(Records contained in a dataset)
◆ ◆ ◆

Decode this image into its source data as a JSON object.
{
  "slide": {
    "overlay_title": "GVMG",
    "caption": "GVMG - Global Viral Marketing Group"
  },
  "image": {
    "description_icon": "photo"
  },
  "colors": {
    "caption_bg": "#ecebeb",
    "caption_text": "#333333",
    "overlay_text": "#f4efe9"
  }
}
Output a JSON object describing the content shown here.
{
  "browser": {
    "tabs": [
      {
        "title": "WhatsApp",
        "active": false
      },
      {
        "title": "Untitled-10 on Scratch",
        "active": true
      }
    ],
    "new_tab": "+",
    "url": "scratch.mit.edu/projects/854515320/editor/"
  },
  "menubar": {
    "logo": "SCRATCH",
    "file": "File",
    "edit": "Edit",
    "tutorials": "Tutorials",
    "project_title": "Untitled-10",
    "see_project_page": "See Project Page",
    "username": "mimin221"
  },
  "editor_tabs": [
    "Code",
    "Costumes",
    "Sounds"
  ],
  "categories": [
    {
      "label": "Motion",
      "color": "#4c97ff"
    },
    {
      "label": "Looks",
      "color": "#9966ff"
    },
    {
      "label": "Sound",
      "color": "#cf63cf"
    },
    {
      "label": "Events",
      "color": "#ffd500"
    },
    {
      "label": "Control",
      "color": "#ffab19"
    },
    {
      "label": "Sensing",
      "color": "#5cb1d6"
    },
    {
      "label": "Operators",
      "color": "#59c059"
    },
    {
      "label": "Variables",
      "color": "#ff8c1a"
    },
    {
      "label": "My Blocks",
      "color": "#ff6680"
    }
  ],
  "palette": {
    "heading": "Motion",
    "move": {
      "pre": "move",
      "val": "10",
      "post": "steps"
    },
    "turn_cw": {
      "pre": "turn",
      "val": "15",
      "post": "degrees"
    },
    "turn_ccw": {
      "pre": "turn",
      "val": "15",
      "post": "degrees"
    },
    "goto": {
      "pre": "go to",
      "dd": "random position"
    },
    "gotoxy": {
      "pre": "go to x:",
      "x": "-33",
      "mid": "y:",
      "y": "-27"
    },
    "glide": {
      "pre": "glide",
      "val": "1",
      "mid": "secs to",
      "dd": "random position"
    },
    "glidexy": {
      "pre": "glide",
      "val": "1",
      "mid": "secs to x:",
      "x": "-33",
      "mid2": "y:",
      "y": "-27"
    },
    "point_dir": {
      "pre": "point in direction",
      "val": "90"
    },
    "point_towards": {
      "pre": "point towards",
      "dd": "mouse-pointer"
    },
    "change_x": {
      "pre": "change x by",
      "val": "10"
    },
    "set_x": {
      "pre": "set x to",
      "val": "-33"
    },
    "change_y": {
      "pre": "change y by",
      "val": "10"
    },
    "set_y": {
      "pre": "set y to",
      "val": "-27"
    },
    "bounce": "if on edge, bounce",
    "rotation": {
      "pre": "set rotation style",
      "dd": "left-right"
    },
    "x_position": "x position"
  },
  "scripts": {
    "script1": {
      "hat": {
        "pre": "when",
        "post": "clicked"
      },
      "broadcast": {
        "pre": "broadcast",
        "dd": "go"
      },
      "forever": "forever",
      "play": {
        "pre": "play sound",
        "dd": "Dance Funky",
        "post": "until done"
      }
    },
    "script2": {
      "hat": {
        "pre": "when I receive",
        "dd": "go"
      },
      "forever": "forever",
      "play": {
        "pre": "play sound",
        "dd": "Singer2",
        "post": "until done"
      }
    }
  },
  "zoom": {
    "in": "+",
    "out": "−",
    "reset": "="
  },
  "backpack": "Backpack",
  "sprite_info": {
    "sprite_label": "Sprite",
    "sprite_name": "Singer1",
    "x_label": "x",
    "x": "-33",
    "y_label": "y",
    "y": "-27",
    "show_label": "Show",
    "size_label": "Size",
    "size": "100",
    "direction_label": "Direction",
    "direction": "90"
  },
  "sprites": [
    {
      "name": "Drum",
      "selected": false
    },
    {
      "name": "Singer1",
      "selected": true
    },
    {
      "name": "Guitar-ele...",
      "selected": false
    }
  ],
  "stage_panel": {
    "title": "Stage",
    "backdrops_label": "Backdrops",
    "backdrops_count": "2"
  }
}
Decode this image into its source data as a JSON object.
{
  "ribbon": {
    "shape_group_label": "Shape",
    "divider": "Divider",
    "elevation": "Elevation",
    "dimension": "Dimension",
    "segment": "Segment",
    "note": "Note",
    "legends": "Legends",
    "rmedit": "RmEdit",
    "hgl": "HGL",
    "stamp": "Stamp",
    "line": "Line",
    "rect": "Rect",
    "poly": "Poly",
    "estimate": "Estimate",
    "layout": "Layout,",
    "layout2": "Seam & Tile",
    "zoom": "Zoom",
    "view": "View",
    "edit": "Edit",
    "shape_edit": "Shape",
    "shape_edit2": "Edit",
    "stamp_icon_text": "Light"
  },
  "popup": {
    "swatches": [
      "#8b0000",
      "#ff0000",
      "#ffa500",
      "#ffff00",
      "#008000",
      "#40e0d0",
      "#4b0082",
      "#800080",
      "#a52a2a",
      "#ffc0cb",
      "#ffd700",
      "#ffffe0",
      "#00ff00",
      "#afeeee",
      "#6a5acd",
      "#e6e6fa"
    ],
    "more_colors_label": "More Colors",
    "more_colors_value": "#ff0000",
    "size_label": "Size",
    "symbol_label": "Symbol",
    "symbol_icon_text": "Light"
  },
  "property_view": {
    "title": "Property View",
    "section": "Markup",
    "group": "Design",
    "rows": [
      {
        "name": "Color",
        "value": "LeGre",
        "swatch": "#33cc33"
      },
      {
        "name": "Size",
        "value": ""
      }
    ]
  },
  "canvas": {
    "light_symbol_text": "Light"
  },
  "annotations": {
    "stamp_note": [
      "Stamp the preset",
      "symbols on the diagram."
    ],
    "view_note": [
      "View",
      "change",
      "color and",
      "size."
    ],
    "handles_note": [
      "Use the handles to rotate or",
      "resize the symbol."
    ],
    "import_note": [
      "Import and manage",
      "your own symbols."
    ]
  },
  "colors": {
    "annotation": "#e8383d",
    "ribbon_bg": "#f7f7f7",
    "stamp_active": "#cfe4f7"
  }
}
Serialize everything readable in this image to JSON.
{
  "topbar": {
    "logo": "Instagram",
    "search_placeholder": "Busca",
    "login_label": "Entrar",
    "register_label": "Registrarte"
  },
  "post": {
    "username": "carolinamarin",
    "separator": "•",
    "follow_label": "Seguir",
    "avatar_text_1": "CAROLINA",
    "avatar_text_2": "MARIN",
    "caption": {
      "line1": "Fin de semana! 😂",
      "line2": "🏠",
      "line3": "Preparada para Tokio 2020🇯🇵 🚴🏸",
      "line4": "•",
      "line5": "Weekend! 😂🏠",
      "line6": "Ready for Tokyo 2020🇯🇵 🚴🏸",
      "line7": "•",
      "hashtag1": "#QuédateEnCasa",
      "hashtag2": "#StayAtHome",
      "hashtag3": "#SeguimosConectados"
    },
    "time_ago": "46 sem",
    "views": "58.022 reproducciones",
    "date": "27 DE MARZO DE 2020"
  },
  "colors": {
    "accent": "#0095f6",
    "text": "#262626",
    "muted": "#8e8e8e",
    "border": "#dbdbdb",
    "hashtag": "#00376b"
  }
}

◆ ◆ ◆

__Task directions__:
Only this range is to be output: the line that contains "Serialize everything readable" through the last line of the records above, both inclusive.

__Solution for this problem__:
Serialize everything readable in this image to JSON.
{
  "topbar": {
    "logo": "Instagram",
    "search_placeholder": "Busca",
    "login_label": "Entrar",
    "register_label": "Registrarte"
  },
  "post": {
    "username": "carolinamarin",
    "separator": "•",
    "follow_label": "Seguir",
    "avatar_text_1": "CAROLINA",
    "avatar_text_2": "MARIN",
    "caption": {
      "line1": "Fin de semana! 😂",
      "line2": "🏠",
      "line3": "Preparada para Tokio 2020🇯🇵 🚴🏸",
      "line4": "•",
      "line5": "Weekend! 😂🏠",
      "line6": "Ready for Tokyo 2020🇯🇵 🚴🏸",
      "line7": "•",
      "hashtag1": "#QuédateEnCasa",
      "hashtag2": "#StayAtHome",
      "hashtag3": "#SeguimosConectados"
    },
    "time_ago": "46 sem",
    "views": "58.022 reproducciones",
    "date": "27 DE MARZO DE 2020"
  },
  "colors": {
    "accent": "#0095f6",
    "text": "#262626",
    "muted": "#8e8e8e",
    "border": "#dbdbdb",
    "hashtag": "#00376b"
  }
}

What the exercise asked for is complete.